The Emergence, Life, and Demise of Autocratic Regimes (ELDAR)

Image credit: Unsplash

Date
Jan 1, 0001 12:00 AM

Host institution: University of Oslo

PI: Carl Henrik Knutsen

Duration: 2020-2023

Funder: European Research Council (ERC) Consolidator Grant (2 mill EUR)

Abstract

ELDAR will investigate three aspects of autocratic politics: the emergence of autocratic regimes; policy-making (life) in autocracies in the areas of education, infrastructure, pensions and media regulation; autocratic regime breakdown. ELDAR offers a comprehensive perspective, highlighting the interconnections between these three aspects – for example, the particular policies chosen may mitigate or exacerbate specific risks to the regime – and studying them jointly in one framework. ELDAR will address the preferences and capacities of vital actors in autocratic politics – the leader, regime support groups, and mobilized opposition groups. Special attention will be directed towards identifying and linking the different actors entering support and opposition coalitions to constituent social groups (e.g., industrial workers and landowners). Team members will also study the specific, and diverse, institutions that underpin autocracies, such as characteristics of regime parties or legislative elections. In extension, ELDAR will explicitly model – theoretically and empirically – how support- and opposition groups and institutions interact in affecting regime change and policy making in autocracies.

Examples of more specific questions include: Are autocracies less willing to use the education system for ideological indoctrination if the regime tightly controls the media environment? Are autocracies less likely to break down if they provide generous special pensions to military officers?
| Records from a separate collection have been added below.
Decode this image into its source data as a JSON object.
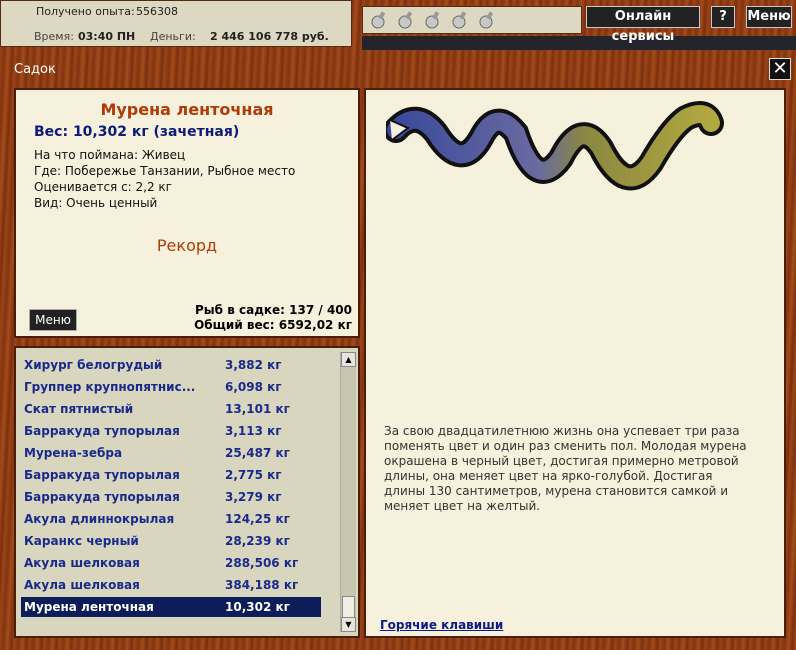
{
  "stats": {
    "exp_label": "Получено опыта:",
    "exp_value": "556308",
    "time_label": "Время:",
    "time_value": "03:40 ПН",
    "money_label": "Деньги:",
    "money_value": "2 446 106 778 руб."
  },
  "toolbar": {
    "online_label": "Онлайн сервисы",
    "help_label": "?",
    "menu_label": "Меню"
  },
  "window": {
    "title": "Садок",
    "close_label": "✕"
  },
  "info": {
    "fish_name": "Мурена ленточная",
    "weight": "Вес: 10,302 кг (зачетная)",
    "details": [
      "На что поймана: Живец",
      "Где: Побережье Танзании, Рыбное место",
      "Оценивается с: 2,2 кг",
      "Вид: Очень ценный"
    ],
    "record_label": "Рекорд",
    "menu_label": "Меню",
    "fish_count": "Рыб в садке: 137 / 400",
    "total_weight": "Общий вес: 6592,02 кг"
  },
  "list": {
    "items": [
      {
        "name": "Хирург белогрудый",
        "weight": "3,882 кг"
      },
      {
        "name": "Группер крупнопятнис...",
        "weight": "6,098 кг"
      },
      {
        "name": "Скат пятнистый",
        "weight": "13,101 кг"
      },
      {
        "name": "Барракуда тупорылая",
        "weight": "3,113 кг"
      },
      {
        "name": "Мурена-зебра",
        "weight": "25,487 кг"
      },
      {
        "name": "Барракуда тупорылая",
        "weight": "2,775 кг"
      },
      {
        "name": "Барракуда тупорылая",
        "weight": "3,279 кг"
      },
      {
        "name": "Акула длиннокрылая",
        "weight": "124,25 кг"
      },
      {
        "name": "Каранкс черный",
        "weight": "28,239 кг"
      },
      {
        "name": "Акула шелковая",
        "weight": "288,506 кг"
      },
      {
        "name": "Акула шелковая",
        "weight": "384,188 кг"
      },
      {
        "name": "Мурена ленточная",
        "weight": "10,302 кг"
      }
    ],
    "selected_index": 11
  },
  "description": "За свою двадцатилетнюю жизнь  она успевает три раза поменять цвет и один раз сменить пол. Молодая мурена окрашена в черный цвет, достигая примерно метровой длины, она меняет цвет на ярко-голубой. Достигая длины 130 сантиметров, мурена становится самкой и меняет цвет на желтый.",
  "hotkeys_label": "Горячие клавиши",
  "colors": {
    "accent": "#b03a08",
    "link": "#0d1a8a",
    "selected_row": "#0c1d5a"
  }
}
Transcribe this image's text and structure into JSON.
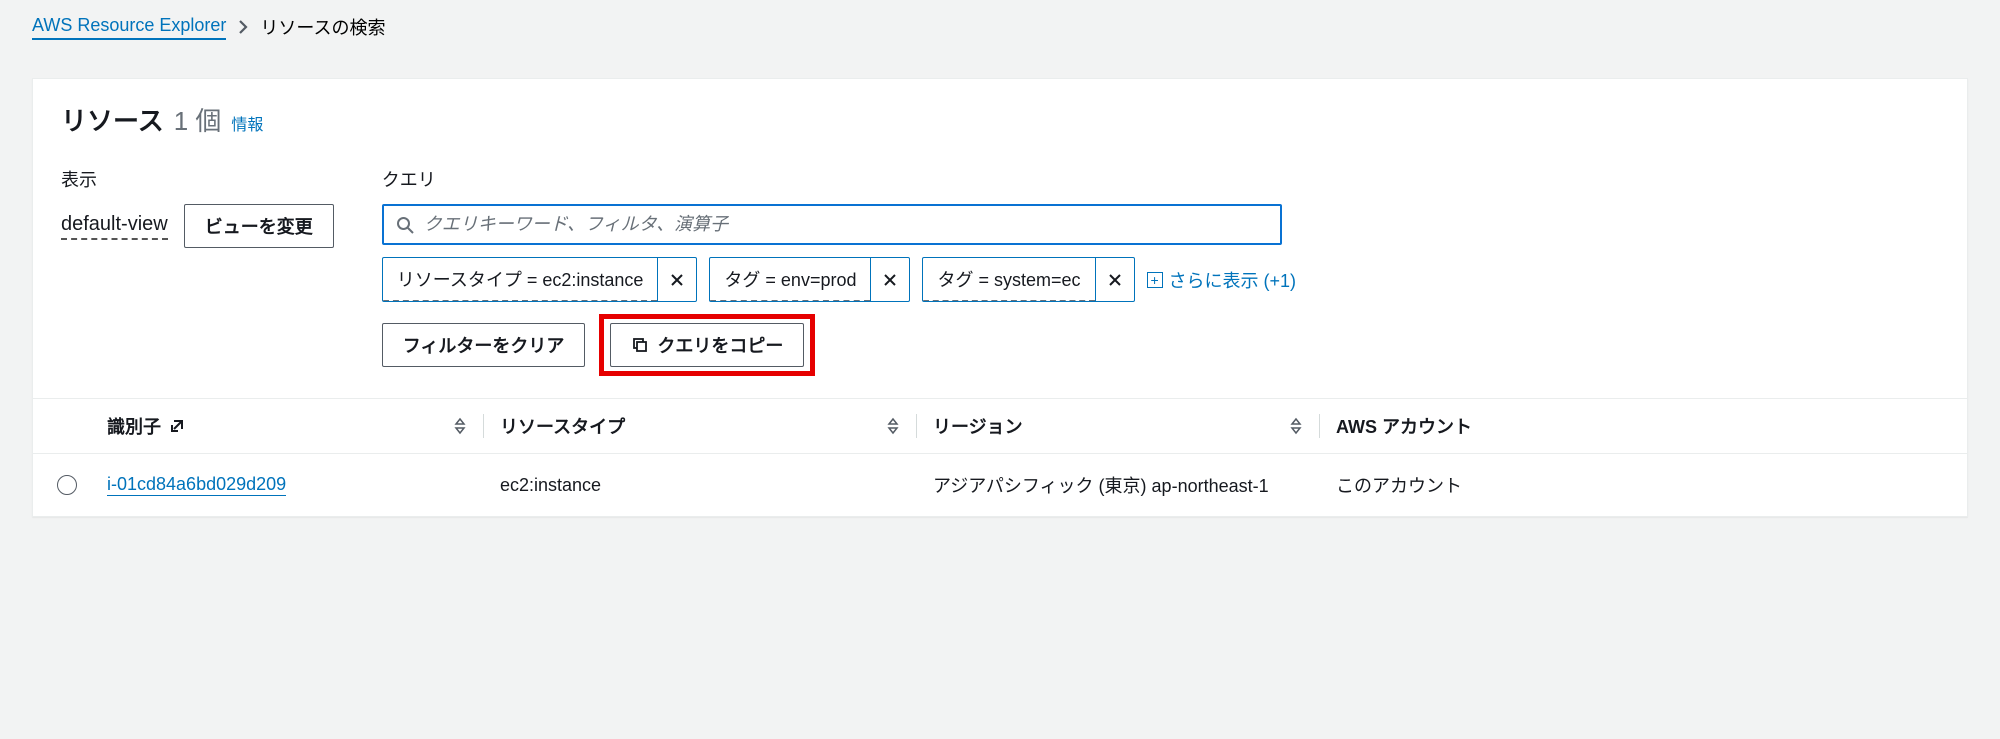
{
  "breadcrumb": {
    "root": "AWS Resource Explorer",
    "current": "リソースの検索"
  },
  "header": {
    "title": "リソース",
    "count": "1 個",
    "info_label": "情報"
  },
  "controls": {
    "view_label": "表示",
    "view_name": "default-view",
    "change_view_btn": "ビューを変更",
    "query_label": "クエリ",
    "search_placeholder": "クエリキーワード、フィルタ、演算子"
  },
  "chips": [
    {
      "text": "リソースタイプ = ec2:instance"
    },
    {
      "text": "タグ = env=prod"
    },
    {
      "text": "タグ = system=ec"
    }
  ],
  "show_more": "さらに表示 (+1)",
  "actions": {
    "clear_filter": "フィルターをクリア",
    "copy_query": "クエリをコピー"
  },
  "table": {
    "columns": {
      "id": "識別子",
      "type": "リソースタイプ",
      "region": "リージョン",
      "account": "AWS アカウント"
    },
    "rows": [
      {
        "id": "i-01cd84a6bd029d209",
        "type": "ec2:instance",
        "region": "アジアパシフィック (東京) ap-northeast-1",
        "account": "このアカウント"
      }
    ]
  }
}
To investigate such questions empirically, ELDAR will collect data, with global coverage and long time-series, on the numbers, social identity and other features of groups that support and oppose regimes. These efforts yield unprecedented opportunities for large-n studies of autocratic emergence and demise. Three other datasets, on education systems, buildings, and pensions, will also enable pioneering empirical studies on core policy areas in autocracies.

Sirianne Dahlum
Sirianne Dahlum
Senior Researcher

I am a Senior Researcher at the Peace Research Institute Oslo (PRIO). Prior to this, I was a Postdoctoral Fellow at the Belfer Center, Harvard Kennedy School and a Postdoctoral Fellow at the Varieties of Democracy Institute (V-Dem). I have also been a research fellow associated with the project Disentangling the Economic Effects of Political Institutions (DEEPI) at the University of Oslo.